But that was just the beginning.

In the years to come these reports would become filled with horrifying details of neglect and abuse, of toddlers wandering the streets alone at night, and maggot-filled diapers…of bruises, and bumps, and busted lips…and of sexual abuse and gross neglect.

But what was ever done? As, with each investigation, CPS would continue to record these details—and yet, in each and every single one of these cases, CPS failed to substantiate the claims.

I believe Deputy District Attorney Mike Soccio summed it up rather cleanly when he said,
“Joseph didn’t fall through the cracks; there was no crack that fit Joseph.”
But, the signs were still there. In retrospect, it seems the signs are always there…when it is that we are finally able to take a moment to pause, to look and to finally see this suffering as it really is.

So, whose fault is it when all the signs are there but missed, and cries for help fall to a system overburdened by ‘deaf’ ears?

And more importantly, how do we find a way to make the cracks ‘fit’ so that something like this may not ever happen again? So that each and every single one of the young hearts of this world may always and forever have a voice which may be heard?

Sadly, on January 14, 2013, Superior Court Judge Jean P. Leonard ruled that young Joseph was indeed ‘responsible’ for his actions, and therefore, convicted him of second-degree murder. And on February 15th, Joseph will be sentenced for a crime I am still struggling to understand.

At a time when our Nation is most focused on this topic of gun violence and control, I’m just curious to know what the other elephant readers might think?
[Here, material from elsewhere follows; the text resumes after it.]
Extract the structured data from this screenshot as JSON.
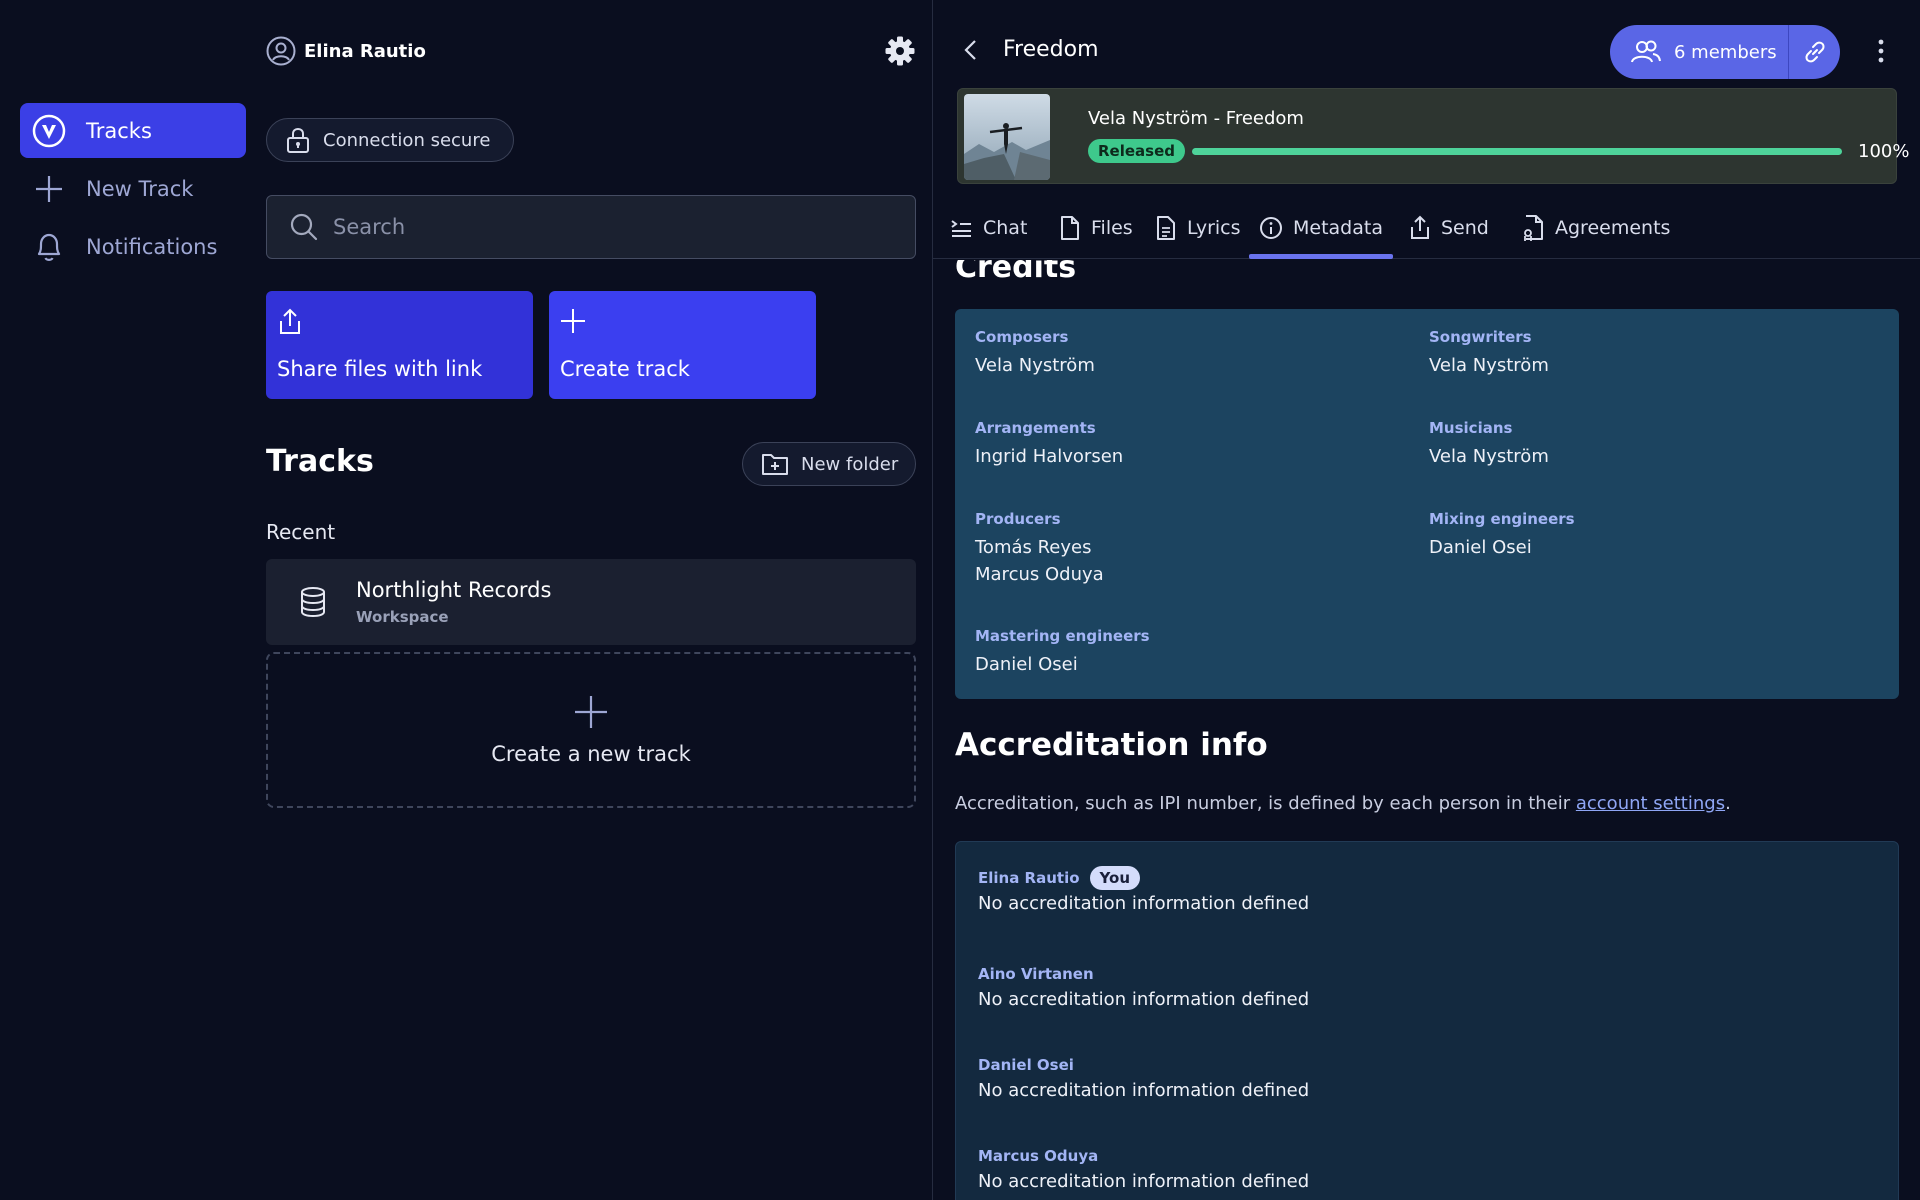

Perhaps, it might help me to better understand.

As, I guess, in this story I am left most wondering—what does ‘responsible’ mean?
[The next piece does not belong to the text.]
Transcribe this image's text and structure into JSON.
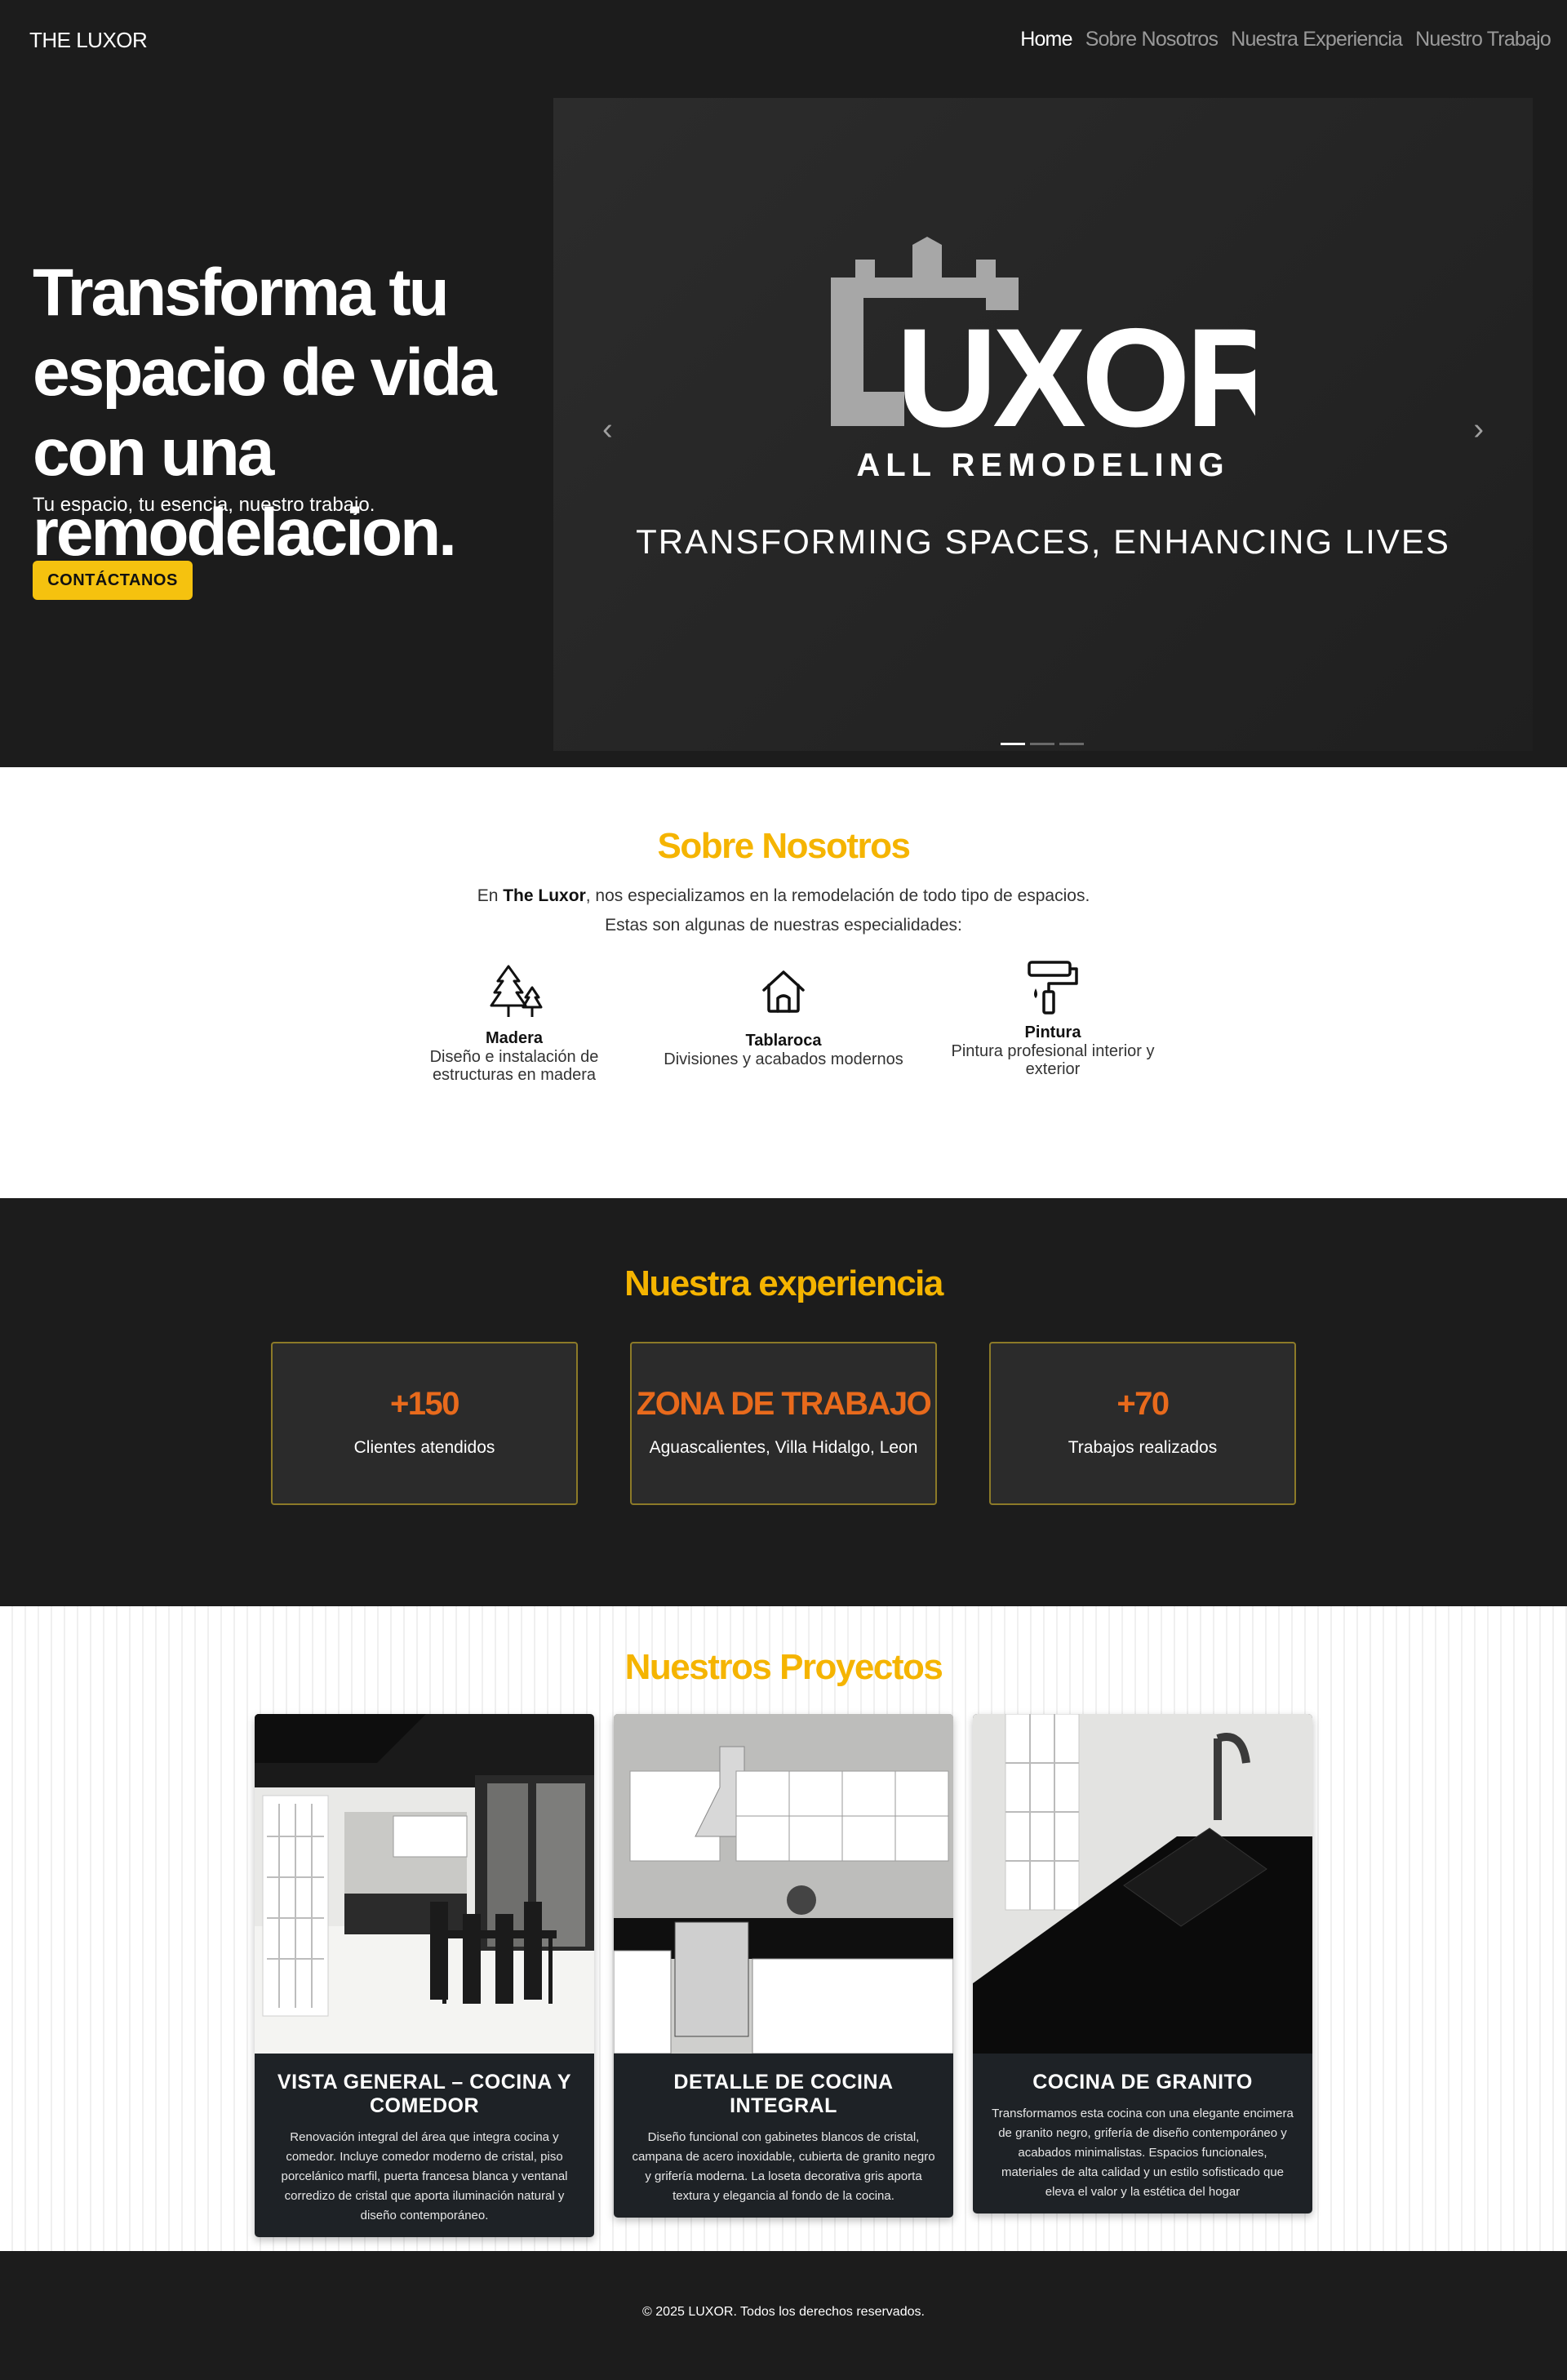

And, who is it that is really to blame?

Because, as a Buddhist and practicing ‘Mama Bear’—it seems, I don’t yet quite know how this story should end.

Like enlightened society on Facebook.

Friday, February 8, 2013

Did This 15-Year-Old Boy Just Find a Cure for Pancreatic Cancer? (elephant journal 2/7)


Did this 15-year-old schoolboy from Crownsville, MD just find a cure for pancreatic cancer?

Not quite, but his new invention promises to bring survival rates up to nearly 100 percent.

Jack Andraka has invented a new, low-cost test to detect for the earliest stages of the deadly disease. This brilliant young mind was inspired to take action following the death of his uncle to this most dreaded disease.

A simple ‘dip test’ looks for levels of mesothelin, a biomarker for this disease, in both the blood and urine. This innovative test will potentially revolutionize treatment for pancreatic cancer—a disease which currently kills 19 of the 20 patients diagnosed within the first five years.

The test, in its earliest phase of review, is already over 90 percent accurate for detecting pancreatic cancer at it’s earliest state; where once previously this diagnosis was a near certain ‘death sentence,’now there is hope.
And the cost of this test? Only three cents per strip.

I’ll bet that will turn the pharmaceutical heads and lobbyists right straight onto their collective ears.

Watch this video to learn a little more:

Saturday, February 2, 2013

A You're Welcome to Fill Up Your Soul.

“How could drops of water know themselves to be a river? Yet the river flows on…" ~ Antoine de Saint-Exupery

I woke up extra early this morning, and just to watch this most magnificent sunrise.
The morning air was crisp and icy cold against my cheek, as I closed my eyes and breathed in that first full breath of day.
And as, I whispered the softest of inner ‘thank yous’—the sweetest ‘you’re welcome’ returned to my soul.
We are all part of something much greater than just our own simple selves, even on those days when we feel much like just one drop in this ‘sea.’
It’s in these little moments, the ones that we most must never forget—that it takes just one ‘drop’ to fill up a soul.
Enjoy this most wonder-filled and gracious day—as there won’t ever be another one just like it.

Friday, February 1, 2013

A Little Something on Faith.

A little something on believing in those things we know to be there, even when we sometimes can't always see them.

This was found scratched on a cellar wall in Cologne Germany... and placed there at the hand and heart of a young Jew tucked hidden away from the atrocities of the Holocaust. This is true faith, and I think it says it all.